The other caveat of this approach is its computational cost. The minimization
of the cost function, constrained by the estimated measures, has to be
implemented by network simplex algorithms

The next research challenge is to adapt this method to climate model simulations (e.g. from the Coupled Model Intercomparison Project (Taylor et al., 2012)). The Wasserstein distance could be computed to discriminate between the atmospheric attractors from control, historical and scenario runs.

The Lorenz model simulations data files can be obtained upon request to the first author.

We just give here the general idea to compute Wasserstein distance with the
network simplex algorithm. We want to transport the measure

These constraints define a polyhedral convex set in the space of

Finding a first extremal point.

Iterate over the face of polyhedra (the simplex) until the minimal solution is reached.

Because the number of extremal points increases exponentially with the size of
data, this algorithm has an exponential complexity. But, in practice the
iterations over simplex are made in the direction of an optimal solution.
Thus, it has been found that the complexity of the algorithm is polynomial in
practice. Currently, we use a C

Besides the simulations studied in the previous sections, it is possible to
theoretically justify the use of the Wasserstein distance for non-autonomous
dynamical systems.

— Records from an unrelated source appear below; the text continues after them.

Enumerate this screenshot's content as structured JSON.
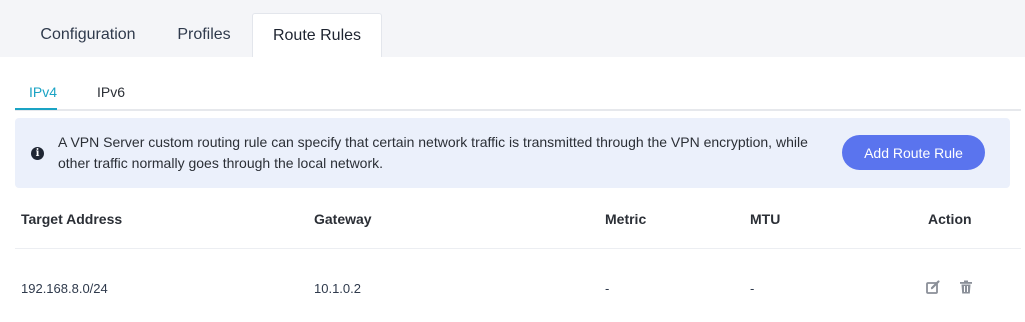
{
  "tabs": [
    "Configuration",
    "Profiles",
    "Route Rules"
  ],
  "active_tab": "Route Rules",
  "subtabs": [
    "IPv4",
    "IPv6"
  ],
  "active_subtab": "IPv4",
  "notice": {
    "text": "A VPN Server custom routing rule can specify that certain network traffic is transmitted through the VPN encryption, while other traffic normally goes through the local network.",
    "add_button": "Add Route Rule"
  },
  "table": {
    "headers": [
      "Target Address",
      "Gateway",
      "Metric",
      "MTU",
      "Action"
    ],
    "rows": [
      {
        "target": "192.168.8.0/24",
        "gateway": "10.1.0.2",
        "metric": "-",
        "mtu": "-"
      }
    ]
  },
  "colors": {
    "accent": "#1aa3c4",
    "button": "#5a74ee",
    "notice_bg": "#ebf0fb"
  },
  "icons": {
    "info": "info-icon",
    "edit": "edit-icon",
    "delete": "trash-icon"
  }
}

Any dynamical system defined from an ordinary differential
equation, say

The minimization is done over all vector fields

YR conducted the computations and produced the figures. The idea of the experiments were formulated by the three authors. The three authors contributed to writing the manuscript.

The authors declare that they have no conflict of interest.

This work is supported by ERC grant no. 338965-A2C2. We thank Davide Faranda and Ara Arakelian for useful discussions. Edited by: Vicente Perez-Munuzuri Reviewed by: Valerio Lucarini and one anonymous referee